===== Task input =====

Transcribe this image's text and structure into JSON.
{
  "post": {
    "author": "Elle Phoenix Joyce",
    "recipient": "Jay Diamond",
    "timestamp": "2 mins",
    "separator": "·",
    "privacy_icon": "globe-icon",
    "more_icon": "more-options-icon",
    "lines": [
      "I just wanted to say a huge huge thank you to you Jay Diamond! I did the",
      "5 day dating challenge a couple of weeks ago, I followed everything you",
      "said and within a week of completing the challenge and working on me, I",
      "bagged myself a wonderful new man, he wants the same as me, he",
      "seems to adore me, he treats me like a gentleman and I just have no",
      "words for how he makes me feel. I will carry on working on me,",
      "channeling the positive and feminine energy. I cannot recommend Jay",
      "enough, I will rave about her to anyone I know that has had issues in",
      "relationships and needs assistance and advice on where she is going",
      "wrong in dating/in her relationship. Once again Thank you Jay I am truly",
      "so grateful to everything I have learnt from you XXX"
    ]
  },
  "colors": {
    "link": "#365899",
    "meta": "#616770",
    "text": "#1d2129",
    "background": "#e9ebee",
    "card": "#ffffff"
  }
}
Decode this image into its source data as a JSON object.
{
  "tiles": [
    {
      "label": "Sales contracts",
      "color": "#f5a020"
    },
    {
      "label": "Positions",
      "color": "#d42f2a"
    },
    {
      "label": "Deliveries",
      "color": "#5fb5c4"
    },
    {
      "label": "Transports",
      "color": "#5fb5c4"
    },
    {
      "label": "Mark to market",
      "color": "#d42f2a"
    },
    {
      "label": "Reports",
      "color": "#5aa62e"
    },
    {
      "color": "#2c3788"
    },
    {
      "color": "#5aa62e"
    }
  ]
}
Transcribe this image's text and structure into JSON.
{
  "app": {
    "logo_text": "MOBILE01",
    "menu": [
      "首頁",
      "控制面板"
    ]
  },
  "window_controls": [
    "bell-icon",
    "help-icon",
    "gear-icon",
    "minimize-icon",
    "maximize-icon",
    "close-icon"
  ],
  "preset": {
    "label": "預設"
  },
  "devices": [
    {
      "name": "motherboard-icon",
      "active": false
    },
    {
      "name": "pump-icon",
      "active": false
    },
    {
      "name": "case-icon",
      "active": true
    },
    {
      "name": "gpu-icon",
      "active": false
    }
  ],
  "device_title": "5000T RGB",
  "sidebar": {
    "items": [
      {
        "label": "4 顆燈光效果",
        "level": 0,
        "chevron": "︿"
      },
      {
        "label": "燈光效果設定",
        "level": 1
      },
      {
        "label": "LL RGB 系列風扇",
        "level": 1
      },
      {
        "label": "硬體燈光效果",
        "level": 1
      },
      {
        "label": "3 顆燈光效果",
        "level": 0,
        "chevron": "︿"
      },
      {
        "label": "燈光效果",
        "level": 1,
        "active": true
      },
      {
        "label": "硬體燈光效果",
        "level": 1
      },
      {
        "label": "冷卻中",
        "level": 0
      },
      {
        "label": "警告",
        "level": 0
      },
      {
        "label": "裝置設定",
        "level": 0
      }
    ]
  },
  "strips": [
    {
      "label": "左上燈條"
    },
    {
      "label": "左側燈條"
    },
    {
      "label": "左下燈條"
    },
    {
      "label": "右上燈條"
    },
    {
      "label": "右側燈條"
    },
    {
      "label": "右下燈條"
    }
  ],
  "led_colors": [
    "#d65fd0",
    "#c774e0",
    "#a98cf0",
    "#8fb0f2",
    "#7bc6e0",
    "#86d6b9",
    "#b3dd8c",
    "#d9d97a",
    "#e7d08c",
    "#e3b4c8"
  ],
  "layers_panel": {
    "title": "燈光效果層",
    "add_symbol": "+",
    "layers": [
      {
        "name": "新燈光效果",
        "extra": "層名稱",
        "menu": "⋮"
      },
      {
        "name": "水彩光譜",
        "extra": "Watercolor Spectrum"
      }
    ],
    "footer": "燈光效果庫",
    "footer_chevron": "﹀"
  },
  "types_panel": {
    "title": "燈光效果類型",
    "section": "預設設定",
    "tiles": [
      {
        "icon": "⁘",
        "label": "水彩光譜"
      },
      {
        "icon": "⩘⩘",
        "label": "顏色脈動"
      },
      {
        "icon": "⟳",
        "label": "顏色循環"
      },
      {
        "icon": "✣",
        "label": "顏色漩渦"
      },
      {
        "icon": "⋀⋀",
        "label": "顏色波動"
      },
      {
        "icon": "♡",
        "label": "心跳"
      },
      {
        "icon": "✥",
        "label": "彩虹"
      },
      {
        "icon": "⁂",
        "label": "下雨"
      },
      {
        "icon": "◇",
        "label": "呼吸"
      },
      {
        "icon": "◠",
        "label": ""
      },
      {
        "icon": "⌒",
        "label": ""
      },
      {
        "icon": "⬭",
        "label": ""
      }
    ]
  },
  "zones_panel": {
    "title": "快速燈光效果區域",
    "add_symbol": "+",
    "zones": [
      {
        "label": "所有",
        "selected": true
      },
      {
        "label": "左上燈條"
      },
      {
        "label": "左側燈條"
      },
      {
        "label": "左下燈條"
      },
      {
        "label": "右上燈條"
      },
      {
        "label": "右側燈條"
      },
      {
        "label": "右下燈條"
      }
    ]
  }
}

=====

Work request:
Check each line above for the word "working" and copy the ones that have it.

Result for this task:
      "said and within a week of completing the challenge and working on me, I",
      "words for how he makes me feel. I will carry on working on me,",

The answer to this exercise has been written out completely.